EXERCISE OBJECTIVE →
Could you repeat the records below exactly, leaving the pictures out?
===
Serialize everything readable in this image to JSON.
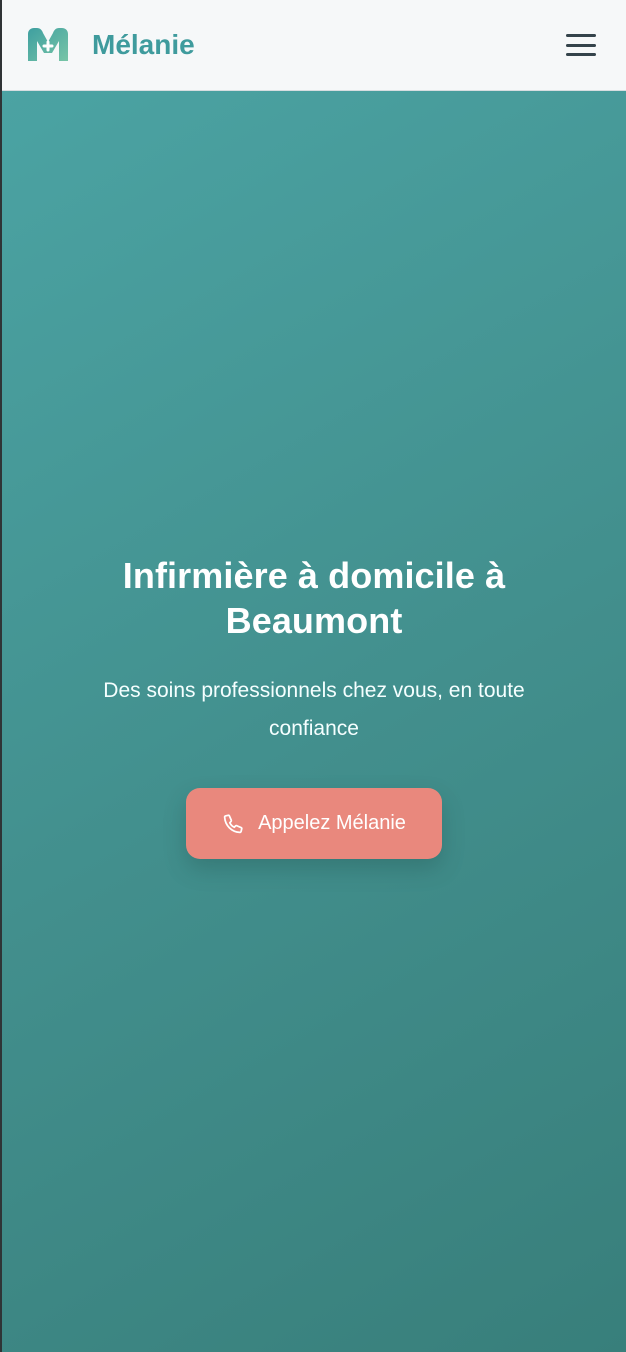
{
  "header": {
    "brand_name": "Mélanie",
    "logo_icon": "medical-m-logo-icon",
    "menu_icon": "hamburger-menu-icon"
  },
  "hero": {
    "title": "Infirmière à domicile à Beaumont",
    "subtitle": "Des soins professionnels chez vous, en toute confiance",
    "call_button_label": "Appelez Mélanie",
    "call_button_icon": "phone-icon"
  },
  "colors": {
    "brand": "#3f9b9d",
    "hero_gradient_start": "#4ba3a3",
    "hero_gradient_end": "#387f7b",
    "button": "#e9887d",
    "header_background": "#f6f8f9"
  }
}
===
EXERCISE SOLUTION →
Serialize everything readable in this image to JSON.
{
  "header": {
    "brand_name": "Mélanie",
    "logo_icon": "medical-m-logo-icon",
    "menu_icon": "hamburger-menu-icon"
  },
  "hero": {
    "title": "Infirmière à domicile à Beaumont",
    "subtitle": "Des soins professionnels chez vous, en toute confiance",
    "call_button_label": "Appelez Mélanie",
    "call_button_icon": "phone-icon"
  },
  "colors": {
    "brand": "#3f9b9d",
    "hero_gradient_start": "#4ba3a3",
    "hero_gradient_end": "#387f7b",
    "button": "#e9887d",
    "header_background": "#f6f8f9"
  }
}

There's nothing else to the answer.